20 Nov ‘I’m happy to wait for a course,’ said no learner, ever: The benefits of performance support
Our Head of Production Colin Welch looks at the ways performance support methodologies are mixing learner autonomy and organisational alignment to become an increasingly important part of today’s learning ecology.
When I first joined the online learning industry, the mantra for learning design was always ‘content is king’. The most important thing above all else is the quality of the content – good design and good writing.
Back then, in 99% of cases that content was being delivered in the form of eLearning courses – long, linear, unwieldy beasts that could take up to four months to develop and were only accessible via an LMS.
In the modern workplace good quality learning content is obviously still vital, but now I’d argue that ‘context is king’. Anyone working in a 21st century workplace, and especially graduates, are used to being able to get answers immediately. We’re part of a sharing economy when we’re online now – instantaneously in touch with our friends and colleagues, able to summon a cab via Uber and location based information about what’s around us from Google maps.
In a world where we can find out the best place to get a coffee nearby at the touch of the button, learners are increasingly expecting the same level of instant support during their working day – and if their employer can’t provide good quality on-line performance support (PS), they’ll turn to their colleagues or to the web.

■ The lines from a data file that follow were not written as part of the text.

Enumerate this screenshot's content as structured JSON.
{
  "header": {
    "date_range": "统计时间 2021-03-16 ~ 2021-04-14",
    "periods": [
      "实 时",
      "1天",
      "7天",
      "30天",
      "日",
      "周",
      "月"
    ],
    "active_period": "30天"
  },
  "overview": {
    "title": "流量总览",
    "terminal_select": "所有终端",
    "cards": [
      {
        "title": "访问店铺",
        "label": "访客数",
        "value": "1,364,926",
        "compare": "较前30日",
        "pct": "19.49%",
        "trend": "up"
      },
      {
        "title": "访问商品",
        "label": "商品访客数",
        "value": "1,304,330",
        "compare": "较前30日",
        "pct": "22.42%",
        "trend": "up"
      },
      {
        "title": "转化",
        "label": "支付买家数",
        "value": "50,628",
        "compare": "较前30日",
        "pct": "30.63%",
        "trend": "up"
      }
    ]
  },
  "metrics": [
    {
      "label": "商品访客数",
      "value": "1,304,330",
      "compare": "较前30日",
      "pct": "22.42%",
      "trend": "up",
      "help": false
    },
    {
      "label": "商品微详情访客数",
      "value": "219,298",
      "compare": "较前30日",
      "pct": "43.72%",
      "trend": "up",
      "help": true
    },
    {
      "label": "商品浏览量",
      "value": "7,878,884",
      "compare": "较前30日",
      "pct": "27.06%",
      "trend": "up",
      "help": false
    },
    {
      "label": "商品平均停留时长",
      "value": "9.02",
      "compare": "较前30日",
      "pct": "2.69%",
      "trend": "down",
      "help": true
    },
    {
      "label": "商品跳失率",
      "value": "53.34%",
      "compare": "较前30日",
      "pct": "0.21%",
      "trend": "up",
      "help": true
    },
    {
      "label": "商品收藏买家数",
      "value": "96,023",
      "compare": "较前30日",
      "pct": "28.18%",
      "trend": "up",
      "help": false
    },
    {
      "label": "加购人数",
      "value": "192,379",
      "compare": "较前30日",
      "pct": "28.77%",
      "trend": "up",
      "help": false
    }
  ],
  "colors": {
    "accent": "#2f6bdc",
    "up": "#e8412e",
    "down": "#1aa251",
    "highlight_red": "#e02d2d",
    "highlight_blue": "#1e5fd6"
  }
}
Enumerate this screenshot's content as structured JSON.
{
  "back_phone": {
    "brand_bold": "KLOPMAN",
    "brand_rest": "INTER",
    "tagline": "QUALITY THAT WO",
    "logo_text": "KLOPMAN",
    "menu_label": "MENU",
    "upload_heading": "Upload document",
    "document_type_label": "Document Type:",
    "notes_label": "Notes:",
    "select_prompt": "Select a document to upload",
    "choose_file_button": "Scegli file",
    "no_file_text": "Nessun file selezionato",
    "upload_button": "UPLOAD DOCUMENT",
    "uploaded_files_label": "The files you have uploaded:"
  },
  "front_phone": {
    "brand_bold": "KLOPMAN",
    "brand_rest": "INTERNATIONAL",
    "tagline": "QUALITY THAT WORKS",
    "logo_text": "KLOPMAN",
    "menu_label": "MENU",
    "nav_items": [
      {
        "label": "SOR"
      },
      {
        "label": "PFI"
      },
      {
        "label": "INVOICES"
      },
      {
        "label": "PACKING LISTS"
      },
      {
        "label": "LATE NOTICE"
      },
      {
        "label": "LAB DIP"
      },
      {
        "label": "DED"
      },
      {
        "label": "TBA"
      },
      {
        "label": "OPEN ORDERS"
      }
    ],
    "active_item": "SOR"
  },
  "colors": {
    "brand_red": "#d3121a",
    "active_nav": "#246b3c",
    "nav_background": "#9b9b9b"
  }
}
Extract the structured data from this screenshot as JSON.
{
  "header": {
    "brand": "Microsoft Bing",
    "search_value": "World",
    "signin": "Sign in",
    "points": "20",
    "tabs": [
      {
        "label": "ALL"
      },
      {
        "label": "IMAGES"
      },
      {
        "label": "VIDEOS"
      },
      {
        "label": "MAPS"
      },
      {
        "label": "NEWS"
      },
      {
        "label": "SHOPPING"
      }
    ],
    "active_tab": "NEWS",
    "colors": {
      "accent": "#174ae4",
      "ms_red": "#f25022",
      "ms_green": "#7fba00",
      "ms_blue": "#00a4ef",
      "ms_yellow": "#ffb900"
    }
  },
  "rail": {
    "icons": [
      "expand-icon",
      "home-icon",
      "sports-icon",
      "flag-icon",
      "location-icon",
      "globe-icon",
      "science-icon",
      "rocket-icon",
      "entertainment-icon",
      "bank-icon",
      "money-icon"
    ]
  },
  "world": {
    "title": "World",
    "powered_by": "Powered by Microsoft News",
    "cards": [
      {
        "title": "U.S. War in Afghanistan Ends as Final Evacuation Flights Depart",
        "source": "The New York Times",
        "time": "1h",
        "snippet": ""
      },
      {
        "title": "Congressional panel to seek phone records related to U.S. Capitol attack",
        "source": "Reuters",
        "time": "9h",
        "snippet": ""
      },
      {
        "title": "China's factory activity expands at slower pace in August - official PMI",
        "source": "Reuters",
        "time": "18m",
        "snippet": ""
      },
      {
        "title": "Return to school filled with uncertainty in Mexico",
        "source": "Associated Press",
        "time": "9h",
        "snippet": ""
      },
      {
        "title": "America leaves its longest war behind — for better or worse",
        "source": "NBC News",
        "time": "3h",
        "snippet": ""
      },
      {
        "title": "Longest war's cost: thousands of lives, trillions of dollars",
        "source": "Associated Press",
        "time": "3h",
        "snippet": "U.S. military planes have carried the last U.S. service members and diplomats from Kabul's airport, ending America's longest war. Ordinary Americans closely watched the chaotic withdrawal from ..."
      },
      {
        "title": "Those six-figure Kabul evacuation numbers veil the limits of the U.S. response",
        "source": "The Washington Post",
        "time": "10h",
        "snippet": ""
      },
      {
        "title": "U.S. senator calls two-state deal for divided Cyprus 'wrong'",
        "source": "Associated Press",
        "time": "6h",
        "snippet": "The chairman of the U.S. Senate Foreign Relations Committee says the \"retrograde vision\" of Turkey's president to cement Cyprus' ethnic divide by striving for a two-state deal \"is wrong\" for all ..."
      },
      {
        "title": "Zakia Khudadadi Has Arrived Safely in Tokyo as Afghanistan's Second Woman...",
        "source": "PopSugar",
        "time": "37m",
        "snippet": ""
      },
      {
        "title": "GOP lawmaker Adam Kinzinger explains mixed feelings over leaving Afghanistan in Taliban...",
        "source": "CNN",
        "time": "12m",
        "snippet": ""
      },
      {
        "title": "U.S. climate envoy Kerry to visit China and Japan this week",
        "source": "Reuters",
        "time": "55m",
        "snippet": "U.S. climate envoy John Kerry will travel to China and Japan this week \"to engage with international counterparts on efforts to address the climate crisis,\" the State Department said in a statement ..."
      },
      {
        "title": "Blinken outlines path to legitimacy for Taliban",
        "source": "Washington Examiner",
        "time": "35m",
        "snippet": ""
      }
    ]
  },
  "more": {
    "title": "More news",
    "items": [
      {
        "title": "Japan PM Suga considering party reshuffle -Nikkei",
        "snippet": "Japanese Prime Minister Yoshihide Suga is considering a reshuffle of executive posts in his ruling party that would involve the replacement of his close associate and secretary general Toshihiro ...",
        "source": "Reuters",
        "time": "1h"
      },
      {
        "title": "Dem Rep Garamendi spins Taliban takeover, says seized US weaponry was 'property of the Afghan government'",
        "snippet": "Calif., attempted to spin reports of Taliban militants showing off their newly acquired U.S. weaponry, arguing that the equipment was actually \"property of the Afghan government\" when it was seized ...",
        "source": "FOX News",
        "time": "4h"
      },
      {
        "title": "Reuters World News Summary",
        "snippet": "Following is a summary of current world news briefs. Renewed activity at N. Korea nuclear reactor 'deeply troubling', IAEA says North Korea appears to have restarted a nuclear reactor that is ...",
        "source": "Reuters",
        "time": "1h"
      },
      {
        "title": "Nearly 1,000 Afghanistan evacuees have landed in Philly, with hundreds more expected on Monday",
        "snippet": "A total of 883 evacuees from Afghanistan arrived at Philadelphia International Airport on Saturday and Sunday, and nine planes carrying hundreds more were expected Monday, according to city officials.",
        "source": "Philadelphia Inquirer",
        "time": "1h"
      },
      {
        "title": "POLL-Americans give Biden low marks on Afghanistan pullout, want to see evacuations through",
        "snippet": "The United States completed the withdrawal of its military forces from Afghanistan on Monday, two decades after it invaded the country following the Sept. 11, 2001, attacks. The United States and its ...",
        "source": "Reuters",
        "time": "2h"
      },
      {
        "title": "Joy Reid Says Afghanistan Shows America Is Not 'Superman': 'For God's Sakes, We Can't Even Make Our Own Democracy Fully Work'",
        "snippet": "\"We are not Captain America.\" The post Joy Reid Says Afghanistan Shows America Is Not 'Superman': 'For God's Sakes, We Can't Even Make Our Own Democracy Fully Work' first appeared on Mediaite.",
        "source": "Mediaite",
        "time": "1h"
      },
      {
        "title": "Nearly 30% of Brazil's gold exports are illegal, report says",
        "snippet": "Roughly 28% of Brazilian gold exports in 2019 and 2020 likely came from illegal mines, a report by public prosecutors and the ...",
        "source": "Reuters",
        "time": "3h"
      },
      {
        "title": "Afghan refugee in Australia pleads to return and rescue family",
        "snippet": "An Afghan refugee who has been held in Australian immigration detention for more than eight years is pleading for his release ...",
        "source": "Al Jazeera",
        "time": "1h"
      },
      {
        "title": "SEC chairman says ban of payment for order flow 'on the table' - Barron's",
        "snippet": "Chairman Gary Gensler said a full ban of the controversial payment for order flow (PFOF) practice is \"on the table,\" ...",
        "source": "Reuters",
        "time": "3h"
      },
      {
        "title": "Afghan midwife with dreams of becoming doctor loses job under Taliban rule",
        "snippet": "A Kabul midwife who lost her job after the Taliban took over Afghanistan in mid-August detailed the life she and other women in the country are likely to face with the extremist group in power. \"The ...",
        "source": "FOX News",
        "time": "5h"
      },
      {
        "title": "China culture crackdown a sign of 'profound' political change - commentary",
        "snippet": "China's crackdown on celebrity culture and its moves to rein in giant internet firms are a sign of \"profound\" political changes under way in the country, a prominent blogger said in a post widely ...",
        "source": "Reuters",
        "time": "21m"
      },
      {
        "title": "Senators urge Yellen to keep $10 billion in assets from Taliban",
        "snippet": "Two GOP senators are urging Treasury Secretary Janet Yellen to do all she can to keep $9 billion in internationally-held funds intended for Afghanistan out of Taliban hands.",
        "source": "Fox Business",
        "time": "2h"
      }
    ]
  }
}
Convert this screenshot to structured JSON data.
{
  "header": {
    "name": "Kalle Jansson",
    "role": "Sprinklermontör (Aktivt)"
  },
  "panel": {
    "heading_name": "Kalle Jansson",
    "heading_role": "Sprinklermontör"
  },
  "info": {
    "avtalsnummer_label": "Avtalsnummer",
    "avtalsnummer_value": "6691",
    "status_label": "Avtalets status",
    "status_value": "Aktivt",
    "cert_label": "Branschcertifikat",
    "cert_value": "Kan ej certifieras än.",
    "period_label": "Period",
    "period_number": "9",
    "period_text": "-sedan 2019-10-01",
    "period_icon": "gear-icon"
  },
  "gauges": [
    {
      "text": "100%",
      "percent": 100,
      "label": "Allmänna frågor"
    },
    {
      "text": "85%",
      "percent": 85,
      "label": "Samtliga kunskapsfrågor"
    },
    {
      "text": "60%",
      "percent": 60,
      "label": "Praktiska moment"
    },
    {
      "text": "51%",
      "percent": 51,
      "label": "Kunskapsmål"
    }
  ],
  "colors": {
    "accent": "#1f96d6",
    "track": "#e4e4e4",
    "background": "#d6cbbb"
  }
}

If a learner wants to know something that will increase their productivity now, but the answer is ‘there’s a course being developed about that, it’ll be ready in ten weeks, you can go to the drag and drop on screen 45’ then we’re failing those people. We should recognise and accept that the LMS is not the first place most people will go when they need an answer.
Enter performance support – good quality (and up to date) content, created and curated by experts, and delivered at the point of need through a learning ecology of PS resources underpinned by a next generation LMS.
But to be effective, performance support can go above and beyond just being content split in to bite sized chunks and available easily – the more personal and timely the content the more effective it will be – so how can we achieve that?
How many training courses have you been on where you’ve sat through the first morning thinking ‘I know this stuff already’? The same applies to performance support – no-one wants to have their workflow interrupted with stuff they already know. It’s important that we recognise where people are struggling and provide the help that they genuinely need without irritating them (remember Clippy, Microsoft’s much-derided pop-up PS mascot?) There’s (at least) a couple of ways that we can improve on that:
- Diagnostics – Before an activity begins, have the learner answer a series of short questions about what they’re doing, and if possible also their confidence levels. The level of performance support materials provided thereafter can be tailored to their level of expertise.
- AI and adaptive learning – Algorithms now allow us to tailor content itself to the abilities and interests of the learner. If we can use an algorithm to quickly identify that someone’s excelling at a task or topic, why not encourage them to go straight to more advanced activities? Adaptive learning is being successfully implemented in HE (for example by Arizona State University) and can equally be extended to performance support.
Traditionally this approach has tended to be used with technical content and software / systems training, but semantic algorithms are opening doors for use in humanities.
Location specific content
In addition to being able to serve content to learners when they need it, we can also serve the content where it’s needed.
That could mean geographical location. Via location-aware mobile devices we can deliver content relevant to a learners’ physical surroundings – for example the building or campus they’re in, or the equipment they’re using. Using augmented reality technology it’s also possible to overlay information or instructions on to the real world, like how to fly an airplane, or in a slightly more mundane example, how to replace a printer cartridge!
Location specific content can also refer to the learner’s location or progress within a specific task, providing customised help with what they’re doing within a piece of software, or where they are in their workflow. By implementing structured learning pathways using a tool like tessello, it’s possible to structure a range of formal, informal and user generated resources around a user’s likely path through their work, helping them to learn as they go.
Access to experts and sharing / curation
User generated content can form an indispensable part of good performance support. Every organisation has SMEs on whole range of subjects (who’s the Excel whizz in your office? I bet they’re not an animated paperclip!) A report by McKinsey revealed that knowledge workers typically spend up to 19% of their work week (a full day!) searching for information.
Providing better ways for experts to share relevant, up-to-date expertise in a way that can be accessed by colleagues at the point of need can save organisations huge amounts of time and money (20-25% according to McKinsey). Providing opportunities for effective sharing of quality content in easily searchable communities of practice can be an extremely powerful way of reducing aimless googling!
All of this is still about great content, and whilst there are still undoubtedly subject areas where taking people away from their work to reflect via traditional training interventions will add value, if you can use performance support to get great content into context, you’re going to give your organisation a significant competitive edge.